▶ **Problem to work on**
The listing below is to be duplicated exactly, with every picture omitted.

▶ **Recorded data**

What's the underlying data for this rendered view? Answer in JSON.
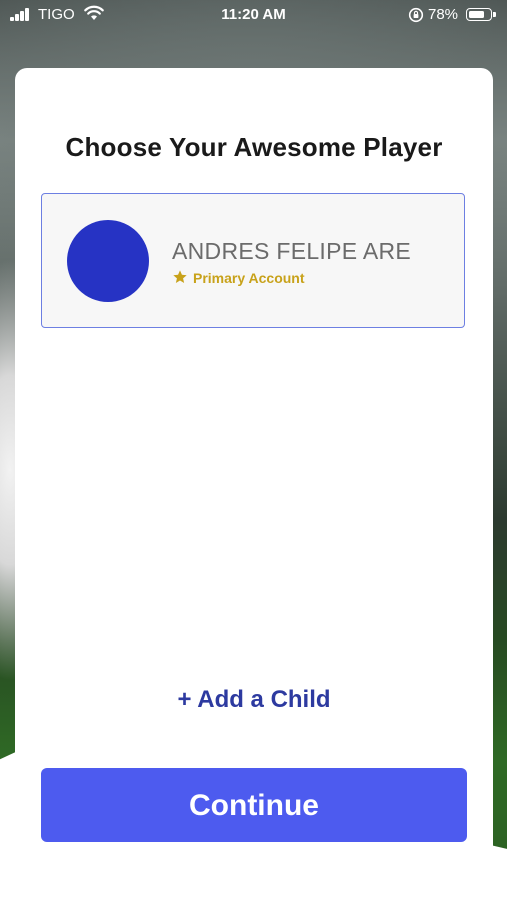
{
  "status_bar": {
    "carrier": "TIGO",
    "time": "11:20 AM",
    "battery_percent": "78%",
    "battery_level": 0.78,
    "icons": [
      "signal-icon",
      "wifi-icon",
      "orientation-lock-icon",
      "battery-icon"
    ]
  },
  "dialog": {
    "title": "Choose Your Awesome Player",
    "player": {
      "name": "ANDRES FELIPE ARE",
      "badge": "Primary Account",
      "avatar_color": "#2633c4",
      "badge_color": "#c8a21a"
    },
    "add_child_label": "+ Add a Child",
    "continue_label": "Continue"
  },
  "colors": {
    "accent": "#4d5bef",
    "link": "#2d3aa0",
    "selected_border": "#6d7fe2"
  }
}
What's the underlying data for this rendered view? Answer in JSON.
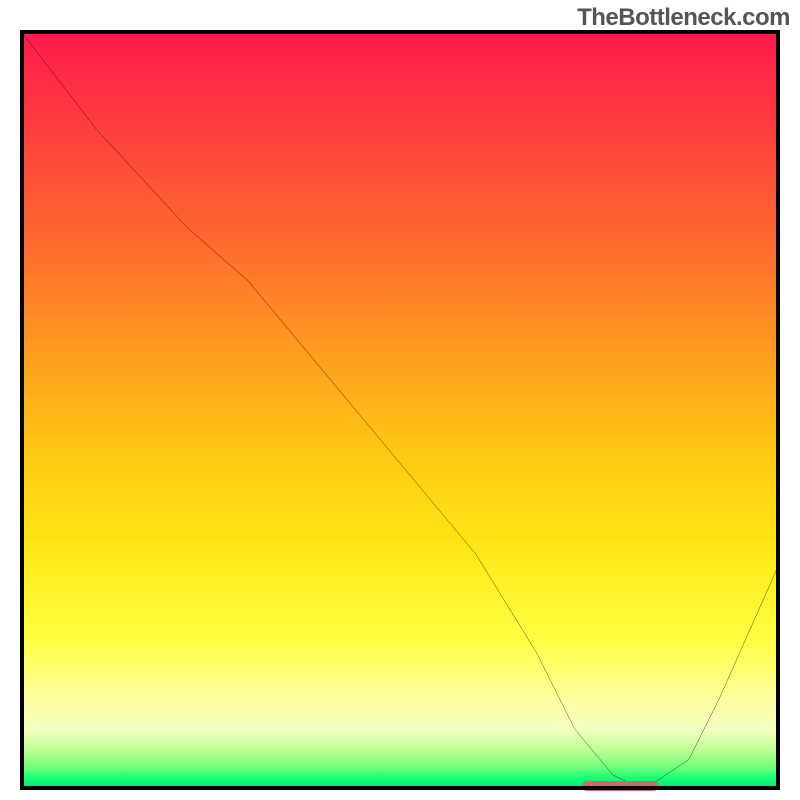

▶ **Expected answer**
What's the underlying data for this rendered view? Answer in JSON.
{
  "status_bar": {
    "carrier": "TIGO",
    "time": "11:20 AM",
    "battery_percent": "78%",
    "battery_level": 0.78,
    "icons": [
      "signal-icon",
      "wifi-icon",
      "orientation-lock-icon",
      "battery-icon"
    ]
  },
  "dialog": {
    "title": "Choose Your Awesome Player",
    "player": {
      "name": "ANDRES FELIPE ARE",
      "badge": "Primary Account",
      "avatar_color": "#2633c4",
      "badge_color": "#c8a21a"
    },
    "add_child_label": "+ Add a Child",
    "continue_label": "Continue"
  },
  "colors": {
    "accent": "#4d5bef",
    "link": "#2d3aa0",
    "selected_border": "#6d7fe2"
  }
}
What's the underlying data for this rendered view? Answer in JSON.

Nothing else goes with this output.